I have a further revelation that you may find hard to believe: I don’t want to be solely or even primarily id’d as an artist, despite the intentionally art-centric focus I maintain on Instagram and Facebook. In my ‘real life’ – my home life – I rarely talk about art.
(Editor’s note: I needed to fact check that statement, so I asked Andy’s wife what percentage of their conversation revolves around art. She said it all depends on how you define ‘talking about art’. If it includes the work Andy does, she’d say 65%.
Then she asked if I was talking about this particular moment in their life together, when a lot of art-related stuff happens to be going on for both her and Andy, it’d be 90%.
When I asked her to limit the percentage to that which is generally typical, as well as talk specifically about art, she said 30%. Not quite a third of their conversation regards art.
Then she hedged yet further saying even then the real focus of the conversation isn’t primarily art; there’s other stuff woven in; it’s just art-infused. Remove all that, if indeed you can, and, she said, you’re left with “hardly any”.
I grudgingly suppose Andy’s right.)
That has to be a first.
And so it goes with this blog, Art Regard, where everything seems to relate to art, and yet oftentimes nothing seems to be said in an intelligible language, unless you’re French.
A bit ago the language I used was ‘in my real life’, as if one’s vocation, let alone their avocation, isn’t also a part of their reality. Of course it is, and, for me and my home life, it’s an important one, too.
I’m glad that the work I did for the college could be largely set aside at 5 pm, and, despite their higher compensation, I feel genuinely sorry for the art and other faculty, for whom, in part due to the rigors of the Block Plan and in part due to other duties and responsibilities, it is much harder to ever truly be off the clock.

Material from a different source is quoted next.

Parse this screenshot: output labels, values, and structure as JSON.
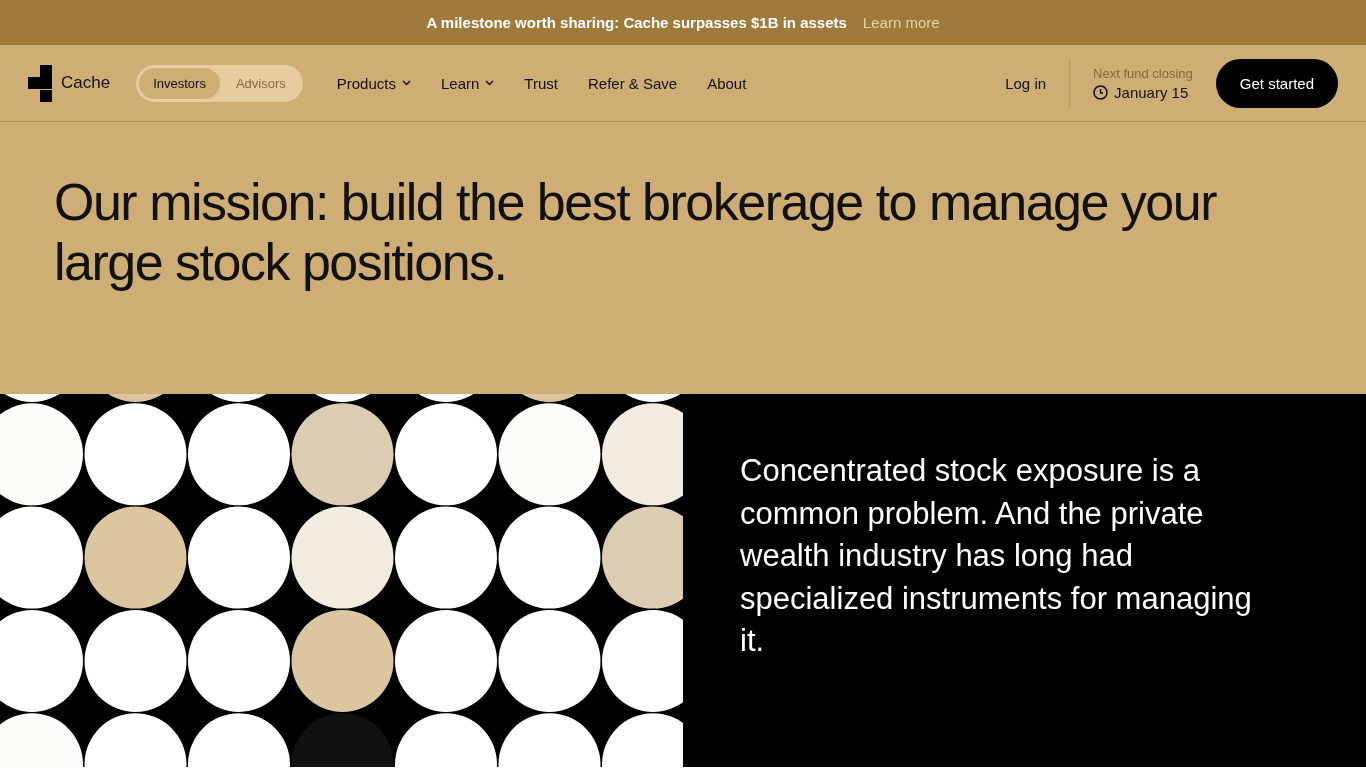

Like a friend (not in academia) said to me, he once was so mentally absorbed in a project that it followed him into his dreams, and told the client he really should have charged him a lot more for all the time he’d spent mentally occupied by it.
So while many CC professors live far enough from the school to lose a modicum of the tension in the relative silence of the drive, I was appreciative of the negligible two-block physical separation from work and home. It felt like the ideal distance to do a mental Mr. Rogers, shedding my work concerns like I do my shop apron and ‘lacing up’ my home ones, where I’m primarily defined as dad. And Andy-Roo. (Just kidding – neither Sweetcheeks nor I have pet names for each other.)
As I recounted in my post entitled The Wind Speaks Greek, I think back to the time I once spent with the artist James Surls at his and his wife Charmaine Locke’s beautiful residence in the hills outside of Carbondale, Colorado. During the couple of hours we spent together, we talked in his cavernous studio about art, philosophy, we worked a bit on one of his sculptures, hiked up to his office, chatted with Charmaine, and then, while viewing my work online, he took a call from one of his daughters, who’d just finished a bike race, and proceeded to stay on the phone with her for perhaps a half an hour or more, while I cased Charmaine’s adjoining studio, which was filled with some of James’ most recent sculpture in conjunction with an open house. Everything, it seemed, in his life was blended. It felt wholistic.
Yet there was also separation. His main studio was a beautiful five minute hike from his home. His office was detached from his home in the other direction. Just like my new one is – both separated yet, having just removed the fence between the two yards, more fully integrated as well.
While I’d rather remain detached from a number of typecasting, limiting adjectives, one direction I plan to continue to lean in; one label I wouldn’t mind having applied to my life, is a similarly wholistic, integrated interweaving of “work” and “life”.
The creative life is a tapestry of interwoven threads, and I wouldn’t have it any other way, but there needs to be a sufficient margin on the weft as well – otherwise, things can get a bit warped.